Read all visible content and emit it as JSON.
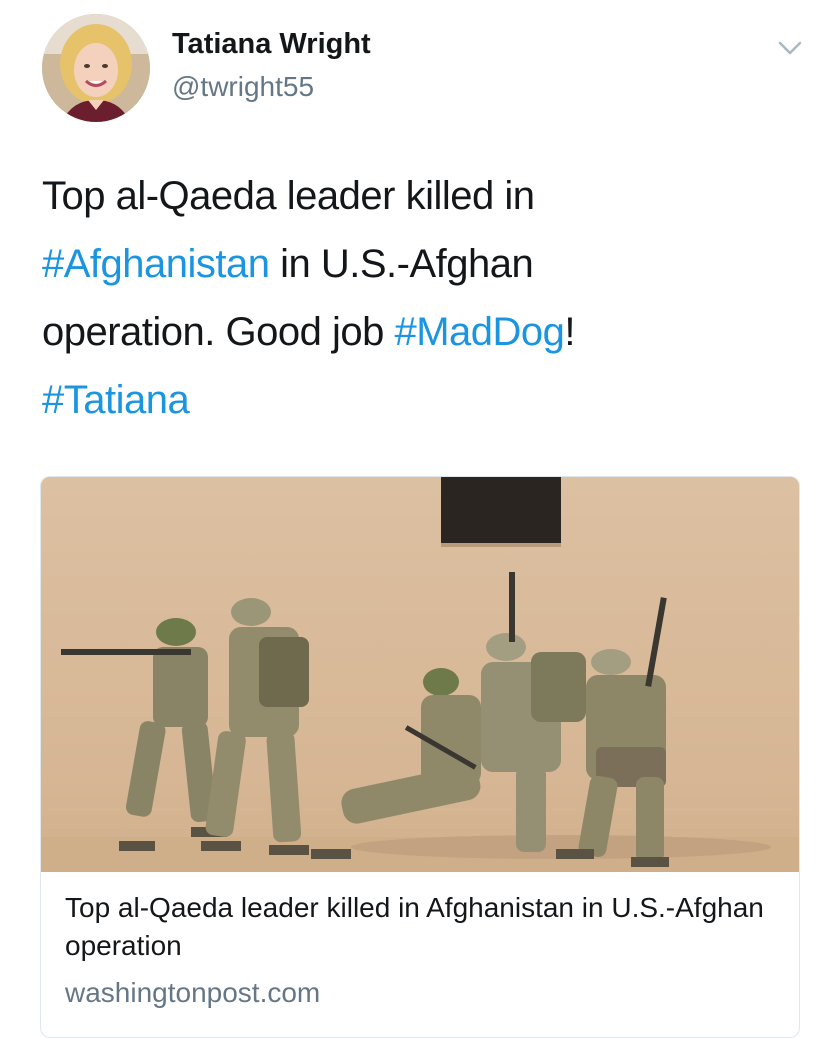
{
  "author": {
    "name": "Tatiana Wright",
    "handle": "@twright55",
    "avatar_icon": "profile-photo"
  },
  "menu": {
    "icon": "chevron-down-icon",
    "color": "#aab8c2"
  },
  "tweet": {
    "lines": [
      [
        {
          "text": "Top al-Qaeda leader killed in",
          "type": "text"
        }
      ],
      [
        {
          "text": "#Afghanistan",
          "type": "hashtag"
        },
        {
          "text": " in U.S.-Afghan",
          "type": "text"
        }
      ],
      [
        {
          "text": "operation. Good job ",
          "type": "text"
        },
        {
          "text": "#MadDog",
          "type": "hashtag"
        },
        {
          "text": "!",
          "type": "text"
        }
      ],
      [
        {
          "text": "#Tatiana",
          "type": "hashtag"
        }
      ]
    ]
  },
  "card": {
    "image_icon": "soldiers-photo",
    "title": "Top al-Qaeda leader killed in Afghanistan in U.S.-Afghan operation",
    "domain": "washingtonpost.com"
  },
  "colors": {
    "text": "#14171a",
    "secondary": "#657786",
    "link": "#1b95e0",
    "border": "#e1e8ed"
  }
}
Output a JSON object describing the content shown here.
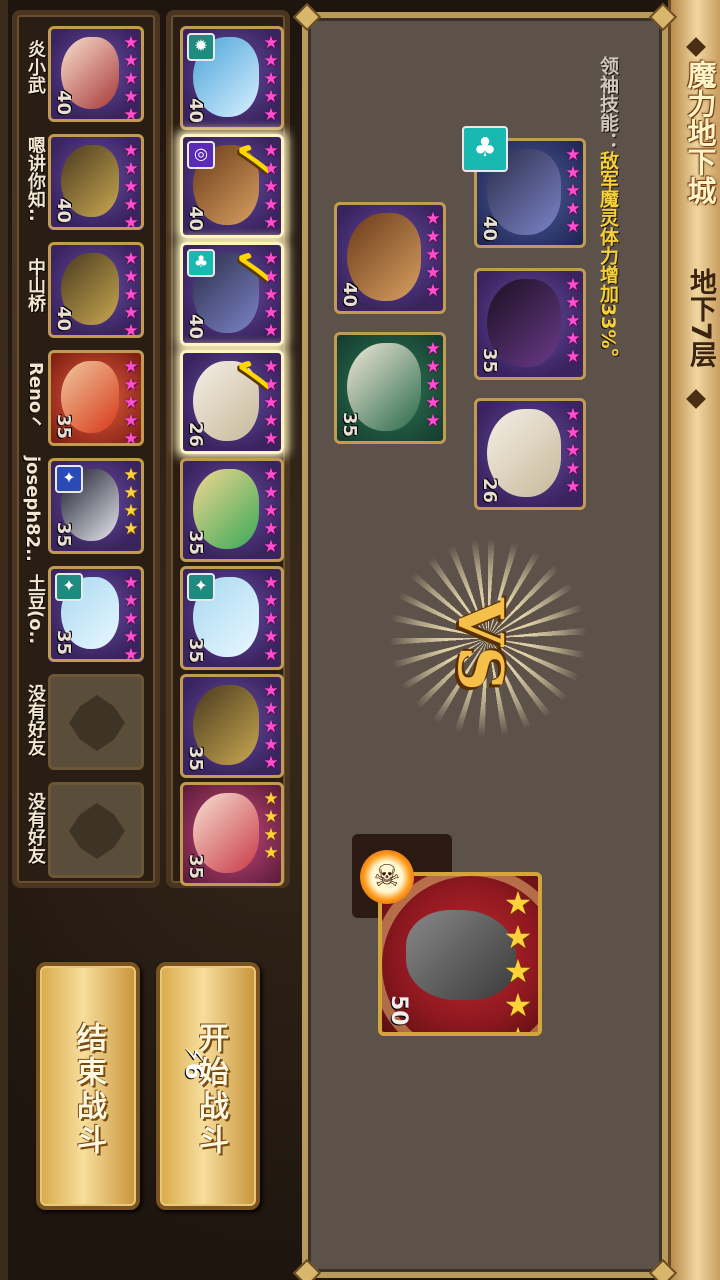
{
  "title": {
    "main": "魔力地下城",
    "floor": "地下7层"
  },
  "hint": {
    "label": "领袖技能：",
    "value": "敌军魔灵体力增加33%。"
  },
  "vs_text": "VS",
  "boss": {
    "level": "50",
    "stars": "★★★★★"
  },
  "enemy_team": [
    {
      "level": "40",
      "stars": "★★★★★",
      "badge": "♣"
    },
    {
      "level": "35",
      "stars": "★★★★★"
    },
    {
      "level": "26",
      "stars": "★★★★★"
    },
    {
      "level": "40",
      "stars": "★★★★★"
    },
    {
      "level": "35",
      "stars": "★★★★★"
    }
  ],
  "my_monsters": [
    {
      "level": "40",
      "stars": "★★★★★",
      "selected": false,
      "badge": "✹"
    },
    {
      "level": "40",
      "stars": "★★★★★",
      "selected": true,
      "badge": "◎"
    },
    {
      "level": "40",
      "stars": "★★★★★",
      "selected": true,
      "badge": "♣"
    },
    {
      "level": "26",
      "stars": "★★★★★",
      "selected": true
    },
    {
      "level": "35",
      "stars": "★★★★★",
      "selected": false
    },
    {
      "level": "35",
      "stars": "★★★★★",
      "selected": false,
      "badge": "✦"
    },
    {
      "level": "35",
      "stars": "★★★★★",
      "selected": false
    },
    {
      "level": "35",
      "stars": "★★★★",
      "selected": false
    }
  ],
  "friends": [
    {
      "name": "炎小武",
      "level": "40",
      "stars": "★★★★★"
    },
    {
      "name": "嗯讲你知..",
      "level": "40",
      "stars": "★★★★★"
    },
    {
      "name": "中山桥",
      "level": "40",
      "stars": "★★★★★"
    },
    {
      "name": "Reno丶",
      "level": "35",
      "stars": "★★★★★"
    },
    {
      "name": "joseph82..",
      "level": "35",
      "stars": "★★★★",
      "badge": "✦"
    },
    {
      "name": "土豆(o..",
      "level": "35",
      "stars": "★★★★★",
      "badge": "✦"
    },
    {
      "name": "没有好友"
    },
    {
      "name": "没有好友"
    }
  ],
  "buttons": {
    "start": "开始战斗",
    "end": "结束战斗",
    "energy": "⚡6"
  },
  "colors": {
    "gold_frame": "#c29b52",
    "panel": "#5c5249",
    "selected_check": "#ffd800",
    "pink_star": "#ff4fd0",
    "gold_star": "#ffd23a"
  }
}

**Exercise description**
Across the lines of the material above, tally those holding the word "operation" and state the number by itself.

**Exercise output**
2